that her iniquity is pardoned,
that she has received from the Lord's hand
double for all her sins.
Isaiah 40:1-3

When I look at these pictures of my family- my amazing husband, my four beautiful children- what I see is redemption.

I will never pretend that this is the life I dreamed of.

In fact, I was headed in an entirely different direction in my younger life, one that I thought promised joy and all the good things in life.  What I found was complete misery.  While I looked like such a good girl on the outside, I was on several paths of destruction that, had I continued, would have caused me much heartache.  And would find me living a very different life right now.

I was a deep, deep sinner no matter how clean and pretty I looked.  But at a very old-feeling 20 years of age, I surrendered my life to Jesus Christ.  Shortly after, I met my husband. We had a whirlwind engagement and marriage and fifteen years later, we are still in love, we have four precious children, and life is anything but boring.

Even though I am a housewife
A stay-at-home mom.

Not a lawyer.
Not a city-girl.

Truth is, this life is so much better than what I would have chosen.  My warfare is ended, my sin is pardoned, and I have received more than I deserve from the Lord's hand.

I see those faces, and I see what wonderful things the Lord is capable of doing in my life.

I am overwhelmed.

Welcome to our crazy little family, Baby B! We love and adore you!


Aura Moore said...
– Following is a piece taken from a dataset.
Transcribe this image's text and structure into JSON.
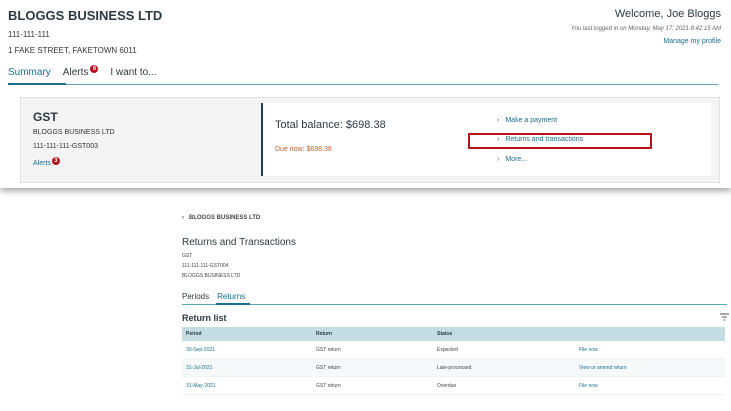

I am so over the top excited for your family and so blessed to read this. It made me cry. We love you and hope to be able to meet him soon <3

sarasusen said...

....and you made me cry.....